An exact retyping of all lines below is the answer; pictures do not belong in it.
•••••
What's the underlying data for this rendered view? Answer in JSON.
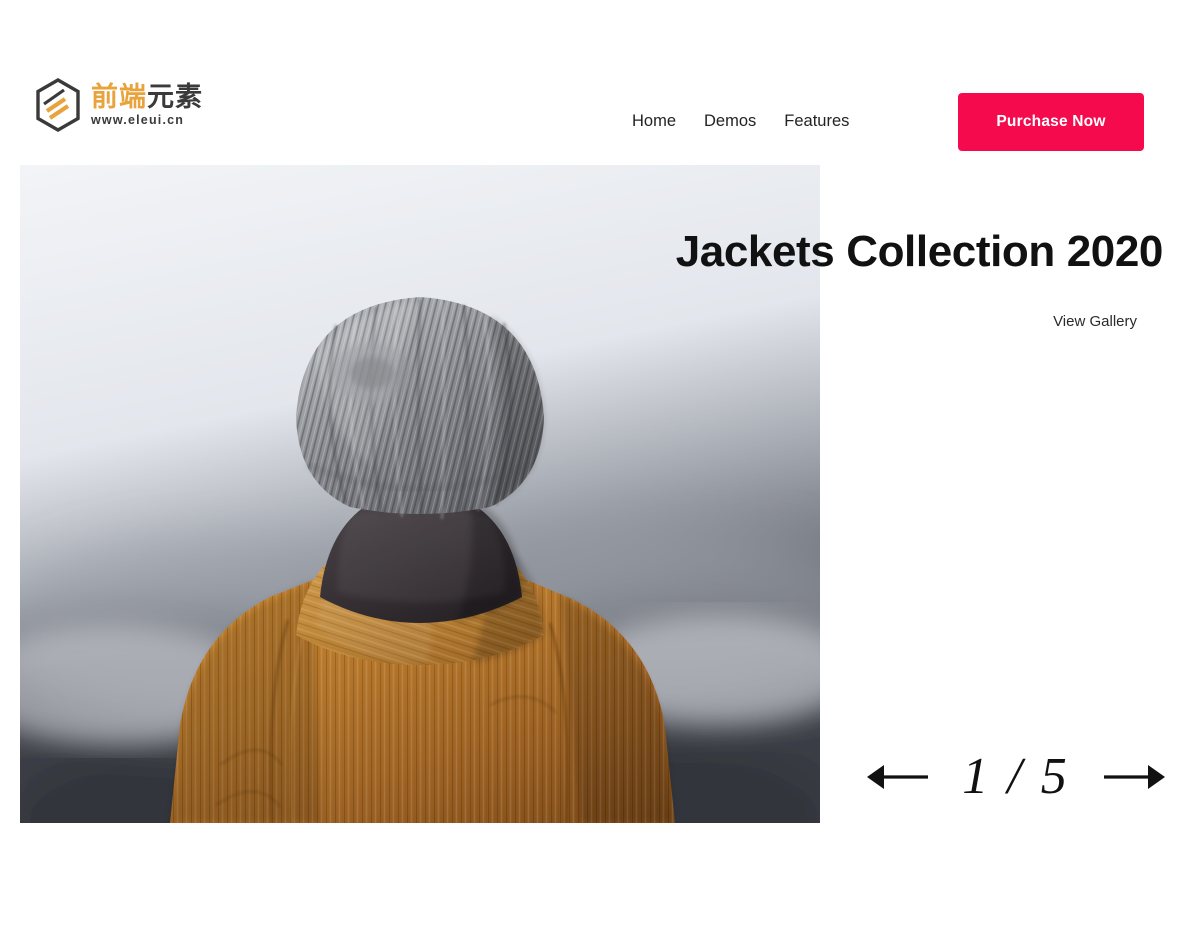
{
  "header": {
    "brand": {
      "name_cn_part1": "前端",
      "name_cn_part2": "元素",
      "url": "www.eleui.cn",
      "mark_icon": "hexagon-logo-icon",
      "color_orange": "#e8a33d",
      "color_dark": "#3a3a3a"
    },
    "nav": [
      {
        "label": "Home"
      },
      {
        "label": "Demos"
      },
      {
        "label": "Features"
      }
    ],
    "cta": {
      "label": "Purchase Now",
      "background": "#f50a4d",
      "color": "#ffffff"
    }
  },
  "hero": {
    "title": "Jackets Collection 2020",
    "gallery_link": "View Gallery",
    "photo": {
      "alt": "Person seen from behind wearing a gray knit beanie, dark scarf and tan corduroy hooded jacket, misty background",
      "icon": "hero-photo"
    }
  },
  "pager": {
    "prev_icon": "arrow-left-icon",
    "next_icon": "arrow-right-icon",
    "current": "1",
    "separator": "/",
    "total": "5",
    "count_label": "1 / 5"
  }
}
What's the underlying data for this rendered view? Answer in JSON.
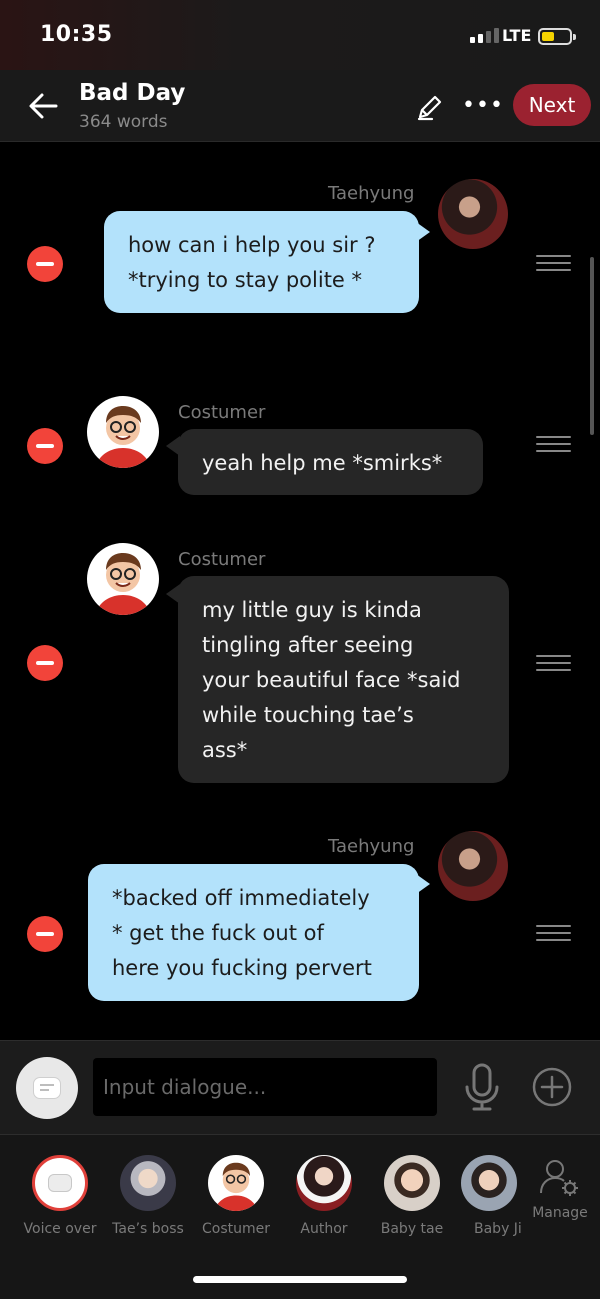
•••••
-- Solution --
What's the underlying data for this rendered view? Answer in JSON.
{
  "header": {
    "brand": {
      "name_cn_part1": "前端",
      "name_cn_part2": "元素",
      "url": "www.eleui.cn",
      "mark_icon": "hexagon-logo-icon",
      "color_orange": "#e8a33d",
      "color_dark": "#3a3a3a"
    },
    "nav": [
      {
        "label": "Home"
      },
      {
        "label": "Demos"
      },
      {
        "label": "Features"
      }
    ],
    "cta": {
      "label": "Purchase Now",
      "background": "#f50a4d",
      "color": "#ffffff"
    }
  },
  "hero": {
    "title": "Jackets Collection 2020",
    "gallery_link": "View Gallery",
    "photo": {
      "alt": "Person seen from behind wearing a gray knit beanie, dark scarf and tan corduroy hooded jacket, misty background",
      "icon": "hero-photo"
    }
  },
  "pager": {
    "prev_icon": "arrow-left-icon",
    "next_icon": "arrow-right-icon",
    "current": "1",
    "separator": "/",
    "total": "5",
    "count_label": "1 / 5"
  }
}
What's the underlying data for this rendered view? Answer in JSON.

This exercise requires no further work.